The Lawletter Vol 47 No 4
It is not uncommon for the estates of individuals at death to possess one or more souvenirs, pieces of jewelry, trophies, collectibles, or artworks made from animal parts, such as carved ivory, fur rugs, tortoise-shell ornaments, crocodile skin leather, and the like. What legal issues might an estate or beneficiary face if he were bequeathed animal parts listed in Endangered Species Act?
The U.S. Congress enacted the Endangered Species Act (“ESA” or the “Act”) (currently codified at 16 U.S.C. §§ 1531-1544) on December 28, 1973, with the aim of barring commerce in the endangered and threatened species listed in the Act, as such financial value contributes to the continuing depletion of such species and the contraction of their populations and range.
Importantly, among the acts prohibited under the ESA, it is forbidden for an individual to “possess, sell, deliver, carry, transport, or ship, by any means whatsoever, any such species taken in violation [of the Act].” Id. § 1538(a)(1)(D) (emphasis added). However, this statutory language barring possession of an ESA-regulated species part applies solely to animals “taken in violation” of the Act, i.e., the animal was captured and/or killed and transformed into a commercial product after such species had been listed to the ESA.
Therefore, a propriety of the gifting of an object fashioned from an ESA-listed animal species depends upon proof that the item was possessed by the owner (here, the decedent) before the subject species was listed to the ESA and was not bought or sold thereafter. Indeed, construing case law confirms that “Congress chose not to prohibit the mere possession of lawfully-taken listed species in section 9(a)(1) of the Act.” Animal Legal Def. Fund v. Olympic Game Farm, Inc., No. C18-6025RSL, 2022 WL 683212, at *6 (W.D. Wash. Mar. 8, 2022), on reconsideration in part, No. C18-6025RSL, 2022 WL 4080657 & 4080658 (W.D. Wash. Sept. 6, 2022).

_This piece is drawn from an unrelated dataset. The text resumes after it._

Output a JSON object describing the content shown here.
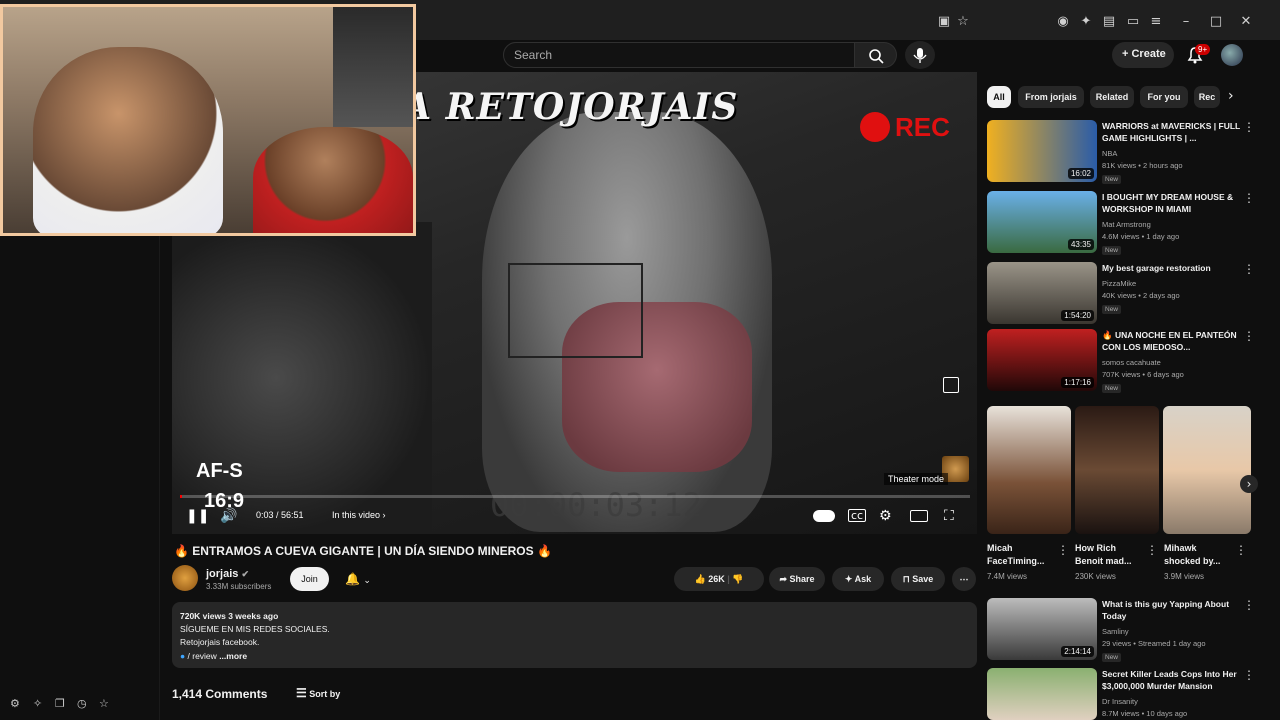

While no construing case law has apparently addressed this issue, the U.S. Fish & Wildlife Service has supplied guidance confirming that where no commercial intent is involved, an endangered species part may be legally gifted, even interstate: “[A] [l]awfully taken and held endangered and threatened species [part] may be shipped interstate as a bona fide gift or loan if there is no barter, credit, other form of compensation, or intent to profit or gain.” U.S. Fish & Wildlife Service, Permits for Native Species Under the Endangered Species Act (Nov. 23, 2013), https://digitalmedia.fws.gov/digital/collection/document/id/1841/.
Importantly, the regulations implementing the ESA further contain several instructive fact patterns, one of which confirms that where the original owner of an ESA-regulated animal part reduced such item to personal possession prior to the listing of such species to the ESA, then such possession is legal, as such item was removed from the chain of commerce prior to that species’ ESA listing, rendering such item nonregulated “Pre-Act wildlife.” 50 C.F.R. § 17.4(a)(2) (Example 2).
Note, however, that if the propriety of the ownership of the recipient of a testamentary or intestate gift of a Pre-Listing possessed animal part was challenged by the agencies that administer the Act (the U.S. Fish & Wildlife Service and/or the National Marine Fisheries Service) in court, then the defendant beneficiary or heir would likely have the burden to prove that the subject animal part was reduced to private, noncommercial possession by the decedent prior to the date such species was added as a protected species under the ESA, using documentation showing chain of custody since the object was obtained. See, e.g., Animal Legal Def. Fund, 2022 WL 683212, at *5.
Thus, if the animal utilized to make a trophy, artwork, or curio was lawfully taken prior to the addition of that species to the ESA as protected, then a later testamentary or intestate gift (i.e., noncommercial, gratuitous transfer) of such pre-ESA product would be legal. However, if the propriety of such gift were challenged in the court by the agencies enforcing the Act, the donee must produce evidence of the pre-ESA listing take of the species involved. Thus, under proper facts, a decedent gift of a Pre-ESA animal part is legal, though such item would remain subject to the ESA strictures barring any subsequent sale or purchase of the object, as ESA-regulated species parts that are less than 100 years old (antique) cannot be bought or sold, and verified antique objects may be bought and sold solely via an agency-issued Letter of Determination for Protected Species Parts and Products that supplies the government’s permission to import, export, and/or sell the item after agency scrutiny regarding the piece, showing a clear chain of custody to establish its pre-listing take and no post-ESA listing purchase or sale.